Your task
Reproduce the entries that follow exactly, dropping each image.

Supplied data
-=-=-
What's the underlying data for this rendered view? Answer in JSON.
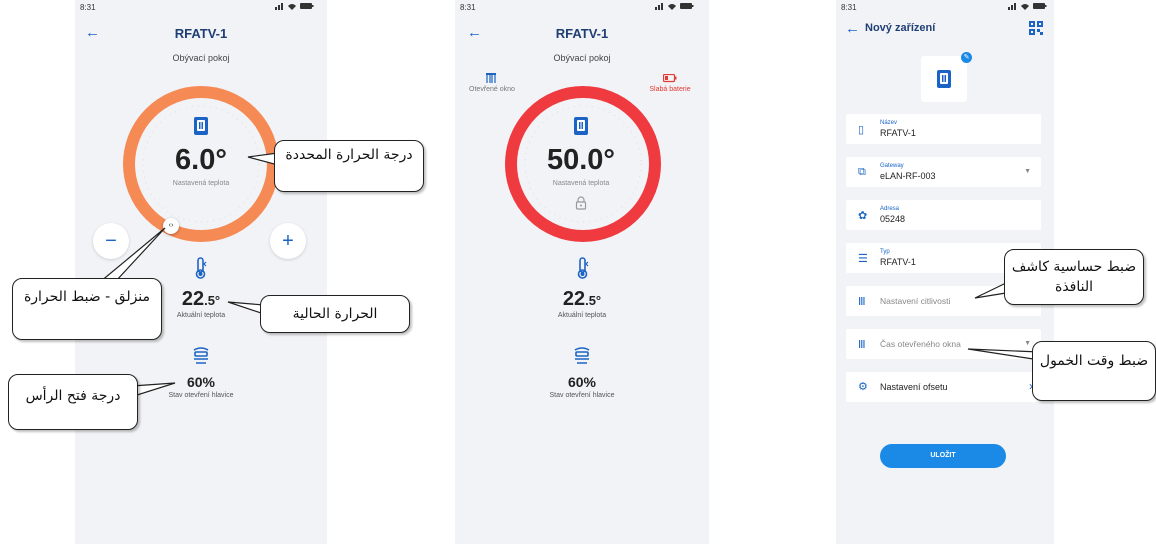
{
  "screens": [
    {
      "status_time": "8:31",
      "title": "RFATV-1",
      "subtitle": "Obývací pokoj",
      "set_temp": "6.0°",
      "set_temp_label": "Nastavená teplota",
      "current_temp_main": "22",
      "current_temp_frac": ".5°",
      "current_temp_label": "Aktuální teplota",
      "opening_value": "60%",
      "opening_label": "Stav otevření hlavice",
      "minus_label": "−",
      "plus_label": "+"
    },
    {
      "status_time": "8:31",
      "title": "RFATV-1",
      "subtitle": "Obývací pokoj",
      "window_status": "Otevřené okno",
      "battery_status": "Slabá baterie",
      "set_temp": "50.0°",
      "set_temp_label": "Nastavená teplota",
      "current_temp_main": "22",
      "current_temp_frac": ".5°",
      "current_temp_label": "Aktuální teplota",
      "opening_value": "60%",
      "opening_label": "Stav otevření hlavice"
    },
    {
      "status_time": "8:31",
      "title": "Nový zařízení",
      "fields": [
        {
          "label": "Název",
          "value": "RFATV-1",
          "icon": "device-icon"
        },
        {
          "label": "Gateway",
          "value": "eLAN-RF-003",
          "icon": "gateway-icon",
          "dropdown": true
        },
        {
          "label": "Adresa",
          "value": "05248",
          "icon": "address-icon"
        },
        {
          "label": "Typ",
          "value": "RFATV-1",
          "icon": "list-icon"
        },
        {
          "placeholder": "Nastavení citlivosti",
          "icon": "radiator-icon"
        },
        {
          "placeholder": "Čas otevřeného okna",
          "icon": "radiator-icon",
          "dropdown": true
        },
        {
          "value": "Nastavení ofsetu",
          "icon": "gear-icon",
          "chevron": true
        }
      ],
      "save_label": "ULOŽIT"
    }
  ],
  "callouts": {
    "set_temp": "درجة الحرارة المحددة",
    "slider": "منزلق - ضبط الحرارة",
    "current_temp": "الحرارة الحالية",
    "opening": "درجة فتح الرأس",
    "sensitivity": "ضبط حساسية كاشف النافذة",
    "delay": "ضبط وقت الخمول"
  },
  "colors": {
    "accent": "#1b64c5",
    "ring_orange": "#f58a55",
    "ring_red": "#ef3b40",
    "button_blue": "#1b8ae6",
    "battery_red": "#e53935"
  }
}
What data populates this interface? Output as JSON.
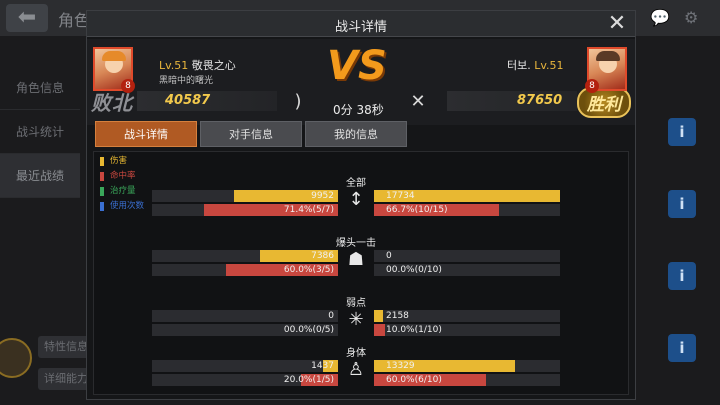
{
  "background": {
    "back_arrow": "⬅",
    "title": "角色",
    "side_items": [
      "角色信息",
      "战斗统计",
      "最近战绩"
    ],
    "info_label": "i",
    "bottom_buttons": [
      "特性信息",
      "详细能力"
    ]
  },
  "dialog": {
    "title": "战斗详情",
    "close": "✕"
  },
  "left_player": {
    "level_prefix": "Lv.51",
    "name": "敬畏之心",
    "subtitle": "黑暗中的曙光",
    "score": "40587",
    "result": "败北",
    "badge": "8"
  },
  "right_player": {
    "name": "터보.",
    "level_prefix": "Lv.51",
    "score": "87650",
    "result": "胜利",
    "badge": "8"
  },
  "match": {
    "vs": "VS",
    "time": "0分 38秒"
  },
  "tabs": [
    "战斗详情",
    "对手信息",
    "我的信息"
  ],
  "legend": [
    {
      "label": "伤害",
      "color": "#e8b832"
    },
    {
      "label": "命中率",
      "color": "#c8473f"
    },
    {
      "label": "治疗量",
      "color": "#3aa65a"
    },
    {
      "label": "使用次数",
      "color": "#3a6fd1"
    }
  ],
  "stats": [
    {
      "category": "全部",
      "icon": "arrow-icon",
      "left": {
        "damage": "9952",
        "damage_frac": 0.56,
        "hit": "71.4%(5/7)",
        "hit_frac": 0.72
      },
      "right": {
        "damage": "17734",
        "damage_frac": 1.0,
        "hit": "66.7%(10/15)",
        "hit_frac": 0.67
      }
    },
    {
      "category": "爆头一击",
      "icon": "helmet-icon",
      "left": {
        "damage": "7386",
        "damage_frac": 0.42,
        "hit": "60.0%(3/5)",
        "hit_frac": 0.6
      },
      "right": {
        "damage": "0",
        "damage_frac": 0.0,
        "hit": "00.0%(0/10)",
        "hit_frac": 0.0
      }
    },
    {
      "category": "弱点",
      "icon": "weakpoint-icon",
      "left": {
        "damage": "0",
        "damage_frac": 0.0,
        "hit": "00.0%(0/5)",
        "hit_frac": 0.0
      },
      "right": {
        "damage": "2158",
        "damage_frac": 0.05,
        "hit": "10.0%(1/10)",
        "hit_frac": 0.06
      }
    },
    {
      "category": "身体",
      "icon": "body-icon",
      "left": {
        "damage": "1437",
        "damage_frac": 0.08,
        "hit": "20.0%(1/5)",
        "hit_frac": 0.2
      },
      "right": {
        "damage": "13329",
        "damage_frac": 0.76,
        "hit": "60.0%(6/10)",
        "hit_frac": 0.6
      }
    }
  ]
}
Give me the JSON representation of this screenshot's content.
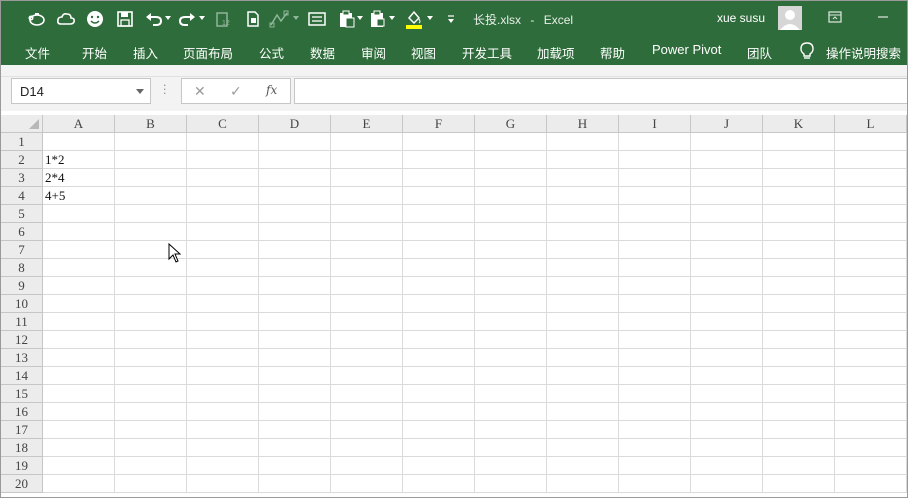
{
  "title_bar": {
    "file_name": "长投.xlsx",
    "separator": "-",
    "app_name": "Excel",
    "user_name": "xue susu",
    "icons": [
      "piggy-bank-icon",
      "cloud-icon",
      "smiley-icon",
      "save-icon",
      "undo-icon",
      "redo-icon",
      "paste-values-icon",
      "paste-format-icon",
      "shapes-icon",
      "form-icon",
      "paste-special-icon",
      "clipboard-icon",
      "fill-color-icon",
      "customize-qat-icon",
      "ribbon-display-icon"
    ],
    "fill_accent_color": "#ffff00",
    "bar_color": "#2f6c3b"
  },
  "ribbon_tabs": [
    "文件",
    "开始",
    "插入",
    "页面布局",
    "公式",
    "数据",
    "审阅",
    "视图",
    "开发工具",
    "加载项",
    "帮助",
    "Power Pivot",
    "团队"
  ],
  "tell_me": {
    "icon": "lightbulb-icon",
    "label": "操作说明搜索"
  },
  "formula_bar": {
    "name_box_value": "D14",
    "cancel_icon": "✕",
    "enter_icon": "✓",
    "fx_label": "fx",
    "formula_value": ""
  },
  "sheet": {
    "columns": [
      "A",
      "B",
      "C",
      "D",
      "E",
      "F",
      "G",
      "H",
      "I",
      "J",
      "K",
      "L"
    ],
    "rows": [
      "1",
      "2",
      "3",
      "4",
      "5",
      "6",
      "7",
      "8",
      "9",
      "10",
      "11",
      "12",
      "13",
      "14",
      "15",
      "16",
      "17",
      "18",
      "19",
      "20"
    ],
    "cells": {
      "A2": "1*2",
      "A3": "2*4",
      "A4": "4+5"
    },
    "gridline_color": "#dadada",
    "header_bg": "#ececec"
  }
}
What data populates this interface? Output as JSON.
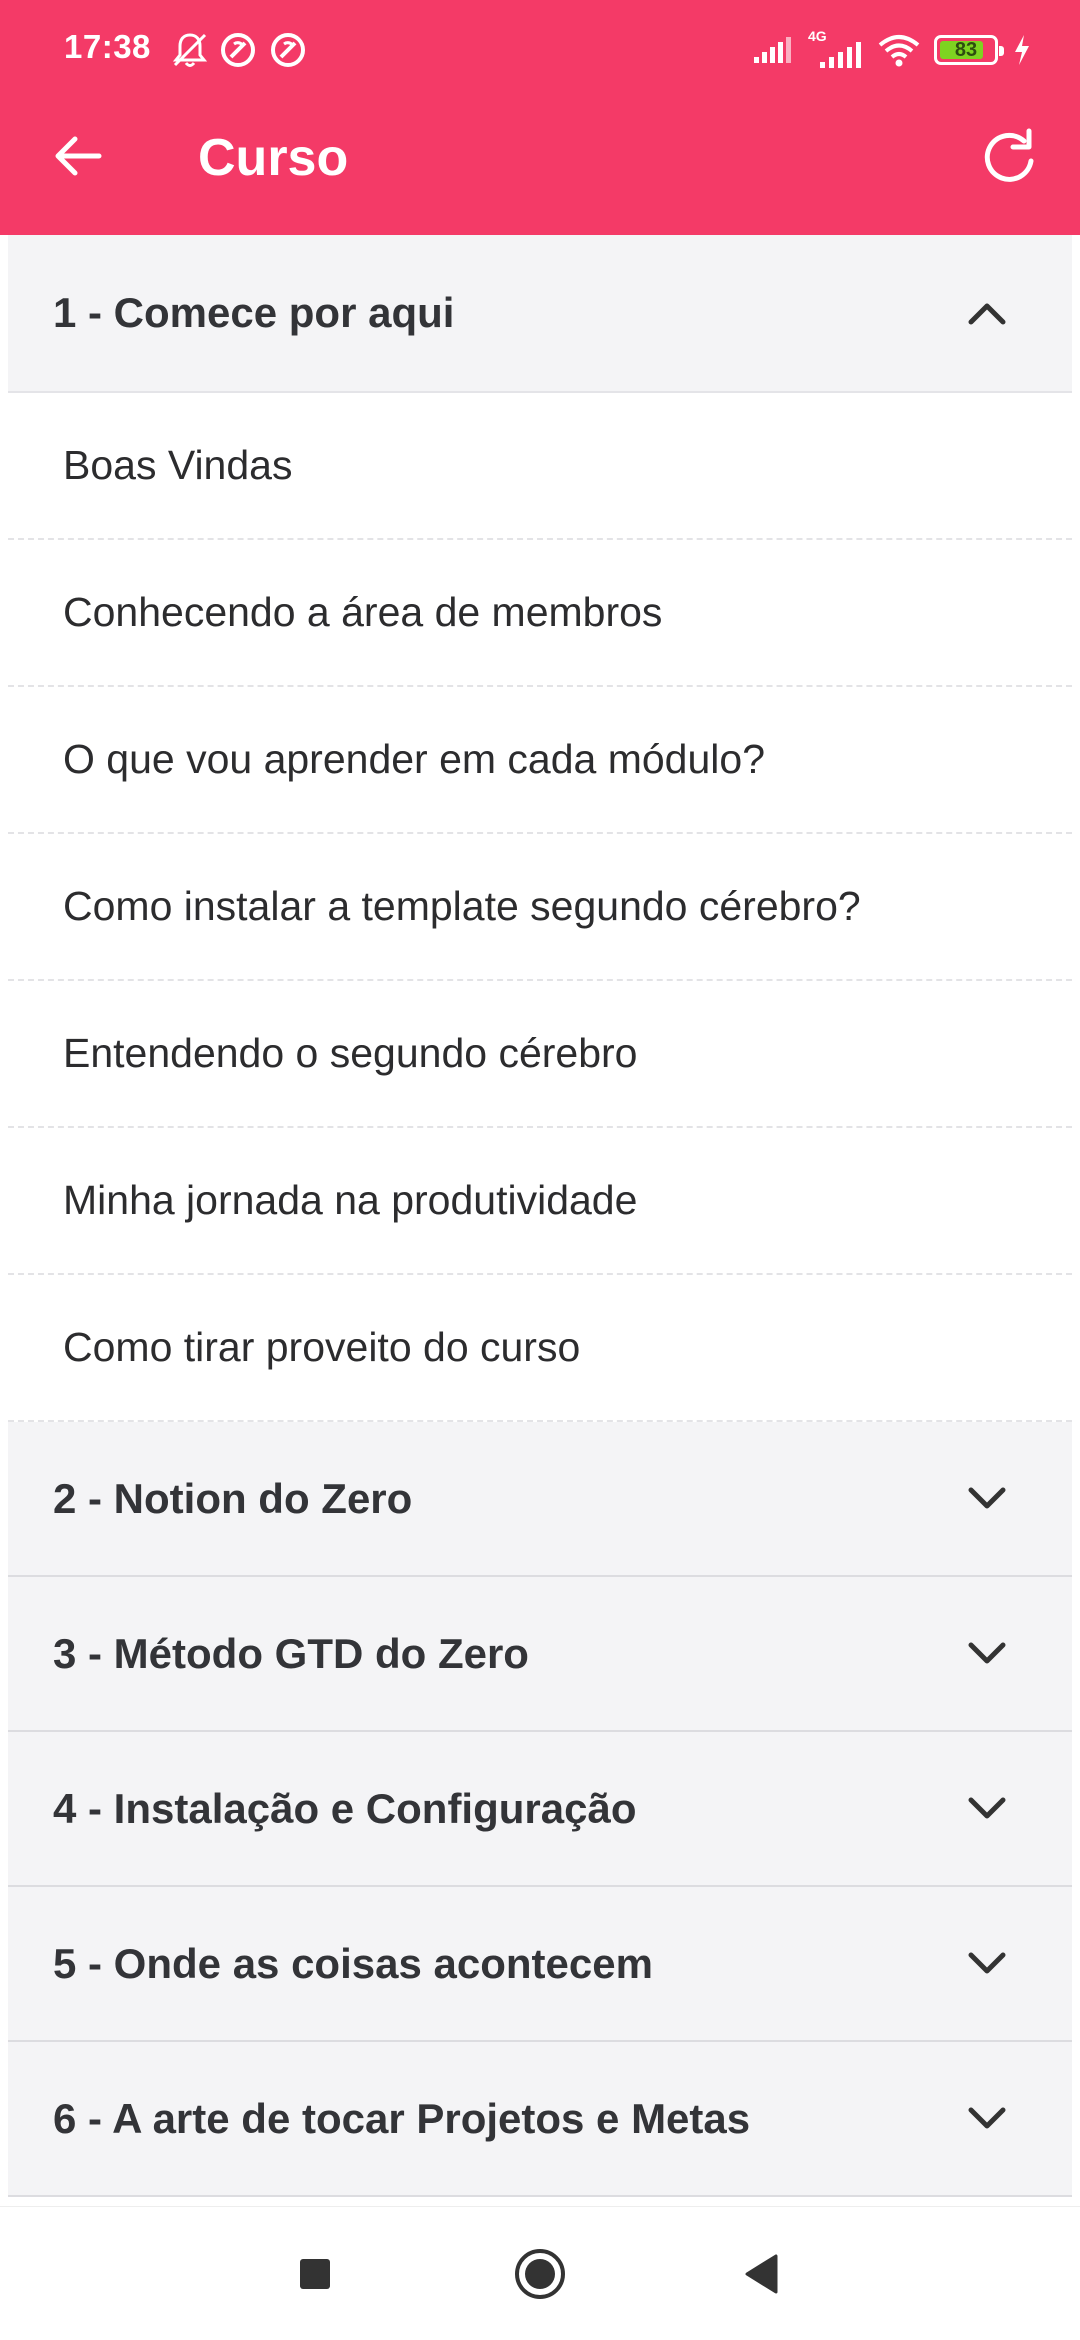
{
  "status_bar": {
    "time": "17:38",
    "network": "4G",
    "battery": "83",
    "battery_level": 0.83
  },
  "app_bar": {
    "title": "Curso",
    "back_icon": "arrow-left-icon",
    "refresh_icon": "refresh-icon"
  },
  "modules": [
    {
      "title": "1 - Comece por aqui",
      "expanded": true,
      "lessons": [
        "Boas Vindas",
        "Conhecendo a área de membros",
        "O que vou aprender em cada módulo?",
        "Como instalar a template segundo cérebro?",
        "Entendendo o segundo cérebro",
        "Minha jornada na produtividade",
        "Como tirar proveito do curso"
      ]
    },
    {
      "title": "2 - Notion do Zero",
      "expanded": false
    },
    {
      "title": "3 - Método GTD do Zero",
      "expanded": false
    },
    {
      "title": "4 - Instalação e Configuração",
      "expanded": false
    },
    {
      "title": "5 - Onde as coisas acontecem",
      "expanded": false
    },
    {
      "title": "6 - A arte de tocar Projetos e Metas",
      "expanded": false
    }
  ],
  "colors": {
    "accent": "#f43a67",
    "header_bg": "#f4f4f6",
    "battery_fill": "#7ed321"
  }
}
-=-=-
Answer section
What's the underlying data for this rendered view? Answer in JSON.
{
  "screens": [
    {
      "status_time": "8:31",
      "title": "RFATV-1",
      "subtitle": "Obývací pokoj",
      "set_temp": "6.0°",
      "set_temp_label": "Nastavená teplota",
      "current_temp_main": "22",
      "current_temp_frac": ".5°",
      "current_temp_label": "Aktuální teplota",
      "opening_value": "60%",
      "opening_label": "Stav otevření hlavice",
      "minus_label": "−",
      "plus_label": "+"
    },
    {
      "status_time": "8:31",
      "title": "RFATV-1",
      "subtitle": "Obývací pokoj",
      "window_status": "Otevřené okno",
      "battery_status": "Slabá baterie",
      "set_temp": "50.0°",
      "set_temp_label": "Nastavená teplota",
      "current_temp_main": "22",
      "current_temp_frac": ".5°",
      "current_temp_label": "Aktuální teplota",
      "opening_value": "60%",
      "opening_label": "Stav otevření hlavice"
    },
    {
      "status_time": "8:31",
      "title": "Nový zařízení",
      "fields": [
        {
          "label": "Název",
          "value": "RFATV-1",
          "icon": "device-icon"
        },
        {
          "label": "Gateway",
          "value": "eLAN-RF-003",
          "icon": "gateway-icon",
          "dropdown": true
        },
        {
          "label": "Adresa",
          "value": "05248",
          "icon": "address-icon"
        },
        {
          "label": "Typ",
          "value": "RFATV-1",
          "icon": "list-icon"
        },
        {
          "placeholder": "Nastavení citlivosti",
          "icon": "radiator-icon"
        },
        {
          "placeholder": "Čas otevřeného okna",
          "icon": "radiator-icon",
          "dropdown": true
        },
        {
          "value": "Nastavení ofsetu",
          "icon": "gear-icon",
          "chevron": true
        }
      ],
      "save_label": "ULOŽIT"
    }
  ],
  "callouts": {
    "set_temp": "درجة الحرارة المحددة",
    "slider": "منزلق - ضبط الحرارة",
    "current_temp": "الحرارة الحالية",
    "opening": "درجة فتح الرأس",
    "sensitivity": "ضبط حساسية كاشف النافذة",
    "delay": "ضبط وقت الخمول"
  },
  "colors": {
    "accent": "#1b64c5",
    "ring_orange": "#f58a55",
    "ring_red": "#ef3b40",
    "button_blue": "#1b8ae6",
    "battery_red": "#e53935"
  }
}
What data populates this interface? Output as JSON.
{
  "background": {
    "back_arrow": "⬅",
    "title": "角色",
    "side_items": [
      "角色信息",
      "战斗统计",
      "最近战绩"
    ],
    "info_label": "i",
    "bottom_buttons": [
      "特性信息",
      "详细能力"
    ]
  },
  "dialog": {
    "title": "战斗详情",
    "close": "✕"
  },
  "left_player": {
    "level_prefix": "Lv.51",
    "name": "敬畏之心",
    "subtitle": "黑暗中的曙光",
    "score": "40587",
    "result": "败北",
    "badge": "8"
  },
  "right_player": {
    "name": "터보.",
    "level_prefix": "Lv.51",
    "score": "87650",
    "result": "胜利",
    "badge": "8"
  },
  "match": {
    "vs": "VS",
    "time": "0分 38秒"
  },
  "tabs": [
    "战斗详情",
    "对手信息",
    "我的信息"
  ],
  "legend": [
    {
      "label": "伤害",
      "color": "#e8b832"
    },
    {
      "label": "命中率",
      "color": "#c8473f"
    },
    {
      "label": "治疗量",
      "color": "#3aa65a"
    },
    {
      "label": "使用次数",
      "color": "#3a6fd1"
    }
  ],
  "stats": [
    {
      "category": "全部",
      "icon": "arrow-icon",
      "left": {
        "damage": "9952",
        "damage_frac": 0.56,
        "hit": "71.4%(5/7)",
        "hit_frac": 0.72
      },
      "right": {
        "damage": "17734",
        "damage_frac": 1.0,
        "hit": "66.7%(10/15)",
        "hit_frac": 0.67
      }
    },
    {
      "category": "爆头一击",
      "icon": "helmet-icon",
      "left": {
        "damage": "7386",
        "damage_frac": 0.42,
        "hit": "60.0%(3/5)",
        "hit_frac": 0.6
      },
      "right": {
        "damage": "0",
        "damage_frac": 0.0,
        "hit": "00.0%(0/10)",
        "hit_frac": 0.0
      }
    },
    {
      "category": "弱点",
      "icon": "weakpoint-icon",
      "left": {
        "damage": "0",
        "damage_frac": 0.0,
        "hit": "00.0%(0/5)",
        "hit_frac": 0.0
      },
      "right": {
        "damage": "2158",
        "damage_frac": 0.05,
        "hit": "10.0%(1/10)",
        "hit_frac": 0.06
      }
    },
    {
      "category": "身体",
      "icon": "body-icon",
      "left": {
        "damage": "1437",
        "damage_frac": 0.08,
        "hit": "20.0%(1/5)",
        "hit_frac": 0.2
      },
      "right": {
        "damage": "13329",
        "damage_frac": 0.76,
        "hit": "60.0%(6/10)",
        "hit_frac": 0.6
      }
    }
  ]
}
Give me the JSON representation of this screenshot's content.
{
  "title_bar": {
    "file_name": "长投.xlsx",
    "separator": "-",
    "app_name": "Excel",
    "user_name": "xue susu",
    "icons": [
      "piggy-bank-icon",
      "cloud-icon",
      "smiley-icon",
      "save-icon",
      "undo-icon",
      "redo-icon",
      "paste-values-icon",
      "paste-format-icon",
      "shapes-icon",
      "form-icon",
      "paste-special-icon",
      "clipboard-icon",
      "fill-color-icon",
      "customize-qat-icon",
      "ribbon-display-icon"
    ],
    "fill_accent_color": "#ffff00",
    "bar_color": "#2f6c3b"
  },
  "ribbon_tabs": [
    "文件",
    "开始",
    "插入",
    "页面布局",
    "公式",
    "数据",
    "审阅",
    "视图",
    "开发工具",
    "加载项",
    "帮助",
    "Power Pivot",
    "团队"
  ],
  "tell_me": {
    "icon": "lightbulb-icon",
    "label": "操作说明搜索"
  },
  "formula_bar": {
    "name_box_value": "D14",
    "cancel_icon": "✕",
    "enter_icon": "✓",
    "fx_label": "fx",
    "formula_value": ""
  },
  "sheet": {
    "columns": [
      "A",
      "B",
      "C",
      "D",
      "E",
      "F",
      "G",
      "H",
      "I",
      "J",
      "K",
      "L"
    ],
    "rows": [
      "1",
      "2",
      "3",
      "4",
      "5",
      "6",
      "7",
      "8",
      "9",
      "10",
      "11",
      "12",
      "13",
      "14",
      "15",
      "16",
      "17",
      "18",
      "19",
      "20"
    ],
    "cells": {
      "A2": "1*2",
      "A3": "2*4",
      "A4": "4+5"
    },
    "gridline_color": "#dadada",
    "header_bg": "#ececec"
  }
}
What data populates this interface? Output as JSON.
{
  "status_bar": {
    "time": "17:38",
    "network": "4G",
    "battery": "83",
    "battery_level": 0.83
  },
  "app_bar": {
    "title": "Curso",
    "back_icon": "arrow-left-icon",
    "refresh_icon": "refresh-icon"
  },
  "modules": [
    {
      "title": "1 - Comece por aqui",
      "expanded": true,
      "lessons": [
        "Boas Vindas",
        "Conhecendo a área de membros",
        "O que vou aprender em cada módulo?",
        "Como instalar a template segundo cérebro?",
        "Entendendo o segundo cérebro",
        "Minha jornada na produtividade",
        "Como tirar proveito do curso"
      ]
    },
    {
      "title": "2 - Notion do Zero",
      "expanded": false
    },
    {
      "title": "3 - Método GTD do Zero",
      "expanded": false
    },
    {
      "title": "4 - Instalação e Configuração",
      "expanded": false
    },
    {
      "title": "5 - Onde as coisas acontecem",
      "expanded": false
    },
    {
      "title": "6 - A arte de tocar Projetos e Metas",
      "expanded": false
    }
  ],
  "colors": {
    "accent": "#f43a67",
    "header_bg": "#f4f4f6",
    "battery_fill": "#7ed321"
  }
}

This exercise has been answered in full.